» **Data records**:
════════
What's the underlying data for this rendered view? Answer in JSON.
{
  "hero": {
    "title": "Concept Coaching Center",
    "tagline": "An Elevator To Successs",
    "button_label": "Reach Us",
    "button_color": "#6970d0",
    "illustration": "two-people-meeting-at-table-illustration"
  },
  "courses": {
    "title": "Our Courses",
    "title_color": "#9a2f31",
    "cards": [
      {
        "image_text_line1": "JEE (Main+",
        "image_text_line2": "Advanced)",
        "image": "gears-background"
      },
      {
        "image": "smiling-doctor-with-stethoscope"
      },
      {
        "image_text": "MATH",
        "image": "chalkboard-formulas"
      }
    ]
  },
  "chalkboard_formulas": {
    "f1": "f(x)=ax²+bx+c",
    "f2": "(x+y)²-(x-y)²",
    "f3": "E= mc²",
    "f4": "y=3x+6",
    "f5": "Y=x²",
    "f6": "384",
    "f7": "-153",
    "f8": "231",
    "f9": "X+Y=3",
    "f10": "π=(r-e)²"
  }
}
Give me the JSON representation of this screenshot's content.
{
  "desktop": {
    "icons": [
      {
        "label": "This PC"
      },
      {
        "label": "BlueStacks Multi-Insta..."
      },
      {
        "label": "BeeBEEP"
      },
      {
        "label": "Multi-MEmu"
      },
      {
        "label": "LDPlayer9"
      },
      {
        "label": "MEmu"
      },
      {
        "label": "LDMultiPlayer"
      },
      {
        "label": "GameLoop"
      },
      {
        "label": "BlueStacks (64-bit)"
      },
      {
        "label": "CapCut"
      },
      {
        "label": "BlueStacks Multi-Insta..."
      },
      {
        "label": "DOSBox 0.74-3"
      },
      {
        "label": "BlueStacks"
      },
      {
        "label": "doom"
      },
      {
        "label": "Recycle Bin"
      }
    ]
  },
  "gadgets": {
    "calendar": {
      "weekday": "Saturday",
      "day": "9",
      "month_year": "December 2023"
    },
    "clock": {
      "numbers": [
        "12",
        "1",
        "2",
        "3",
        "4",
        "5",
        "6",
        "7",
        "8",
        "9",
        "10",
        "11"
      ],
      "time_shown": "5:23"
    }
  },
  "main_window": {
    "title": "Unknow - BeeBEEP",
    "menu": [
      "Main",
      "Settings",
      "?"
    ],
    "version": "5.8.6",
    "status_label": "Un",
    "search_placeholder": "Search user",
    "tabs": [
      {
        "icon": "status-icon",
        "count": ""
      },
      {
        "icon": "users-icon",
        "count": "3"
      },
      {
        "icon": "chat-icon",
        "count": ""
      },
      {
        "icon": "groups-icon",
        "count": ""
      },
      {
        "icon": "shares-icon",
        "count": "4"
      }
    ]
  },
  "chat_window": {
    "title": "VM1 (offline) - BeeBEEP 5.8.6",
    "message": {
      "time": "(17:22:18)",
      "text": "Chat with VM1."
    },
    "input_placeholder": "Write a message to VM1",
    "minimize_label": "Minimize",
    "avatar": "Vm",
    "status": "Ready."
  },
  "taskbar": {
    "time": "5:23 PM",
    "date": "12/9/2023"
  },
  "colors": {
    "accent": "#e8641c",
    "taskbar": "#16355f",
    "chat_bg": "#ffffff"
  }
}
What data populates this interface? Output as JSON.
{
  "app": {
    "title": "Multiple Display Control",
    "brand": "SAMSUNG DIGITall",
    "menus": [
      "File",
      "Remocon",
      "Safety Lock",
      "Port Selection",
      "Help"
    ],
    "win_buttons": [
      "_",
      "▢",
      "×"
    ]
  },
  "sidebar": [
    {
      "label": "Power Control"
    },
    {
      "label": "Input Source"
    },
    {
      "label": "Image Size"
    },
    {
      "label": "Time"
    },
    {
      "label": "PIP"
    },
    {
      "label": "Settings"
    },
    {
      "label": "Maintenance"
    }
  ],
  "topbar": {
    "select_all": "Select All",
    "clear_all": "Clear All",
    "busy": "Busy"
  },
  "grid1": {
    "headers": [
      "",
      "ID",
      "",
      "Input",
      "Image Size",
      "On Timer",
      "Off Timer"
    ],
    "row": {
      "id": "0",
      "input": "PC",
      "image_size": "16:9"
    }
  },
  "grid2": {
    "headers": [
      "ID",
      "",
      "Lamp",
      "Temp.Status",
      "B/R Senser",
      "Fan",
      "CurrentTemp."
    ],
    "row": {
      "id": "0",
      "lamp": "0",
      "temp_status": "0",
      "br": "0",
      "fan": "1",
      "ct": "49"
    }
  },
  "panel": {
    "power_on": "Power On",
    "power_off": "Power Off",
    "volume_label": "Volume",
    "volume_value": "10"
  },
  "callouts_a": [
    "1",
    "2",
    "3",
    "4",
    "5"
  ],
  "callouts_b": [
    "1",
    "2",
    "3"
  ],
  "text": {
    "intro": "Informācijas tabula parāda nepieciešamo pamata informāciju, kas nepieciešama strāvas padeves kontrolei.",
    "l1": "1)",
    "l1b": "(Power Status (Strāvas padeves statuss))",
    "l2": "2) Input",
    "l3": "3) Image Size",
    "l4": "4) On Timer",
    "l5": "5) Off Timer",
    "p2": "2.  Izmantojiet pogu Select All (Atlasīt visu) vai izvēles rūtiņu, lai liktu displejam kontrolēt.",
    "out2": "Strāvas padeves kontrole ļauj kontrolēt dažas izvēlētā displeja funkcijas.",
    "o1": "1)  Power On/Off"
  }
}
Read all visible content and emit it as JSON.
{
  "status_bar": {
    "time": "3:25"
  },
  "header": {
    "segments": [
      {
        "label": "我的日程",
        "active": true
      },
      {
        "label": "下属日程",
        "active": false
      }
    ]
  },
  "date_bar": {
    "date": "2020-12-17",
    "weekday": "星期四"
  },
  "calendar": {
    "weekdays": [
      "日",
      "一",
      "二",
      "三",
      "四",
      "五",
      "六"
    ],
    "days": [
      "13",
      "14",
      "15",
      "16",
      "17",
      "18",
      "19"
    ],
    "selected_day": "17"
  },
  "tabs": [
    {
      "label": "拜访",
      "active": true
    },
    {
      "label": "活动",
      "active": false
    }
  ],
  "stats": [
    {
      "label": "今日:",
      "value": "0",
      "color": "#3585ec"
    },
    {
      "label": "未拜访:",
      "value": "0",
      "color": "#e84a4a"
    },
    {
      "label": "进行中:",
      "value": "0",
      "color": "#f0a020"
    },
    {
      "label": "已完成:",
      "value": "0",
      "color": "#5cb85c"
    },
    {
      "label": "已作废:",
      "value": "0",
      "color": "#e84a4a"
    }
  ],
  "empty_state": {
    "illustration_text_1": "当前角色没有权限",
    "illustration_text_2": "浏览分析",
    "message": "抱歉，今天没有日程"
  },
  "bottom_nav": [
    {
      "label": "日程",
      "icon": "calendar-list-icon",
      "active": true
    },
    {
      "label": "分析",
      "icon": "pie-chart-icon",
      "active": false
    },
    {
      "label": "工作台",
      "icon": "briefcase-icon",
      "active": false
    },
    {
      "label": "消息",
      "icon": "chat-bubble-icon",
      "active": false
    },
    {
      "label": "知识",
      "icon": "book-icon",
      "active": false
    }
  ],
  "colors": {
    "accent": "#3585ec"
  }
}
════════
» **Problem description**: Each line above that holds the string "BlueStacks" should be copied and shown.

» **Task response**:
        "label": "BlueStacks Multi-Insta..."
        "label": "BlueStacks (64-bit)"
        "label": "BlueStacks Multi-Insta..."
        "label": "BlueStacks"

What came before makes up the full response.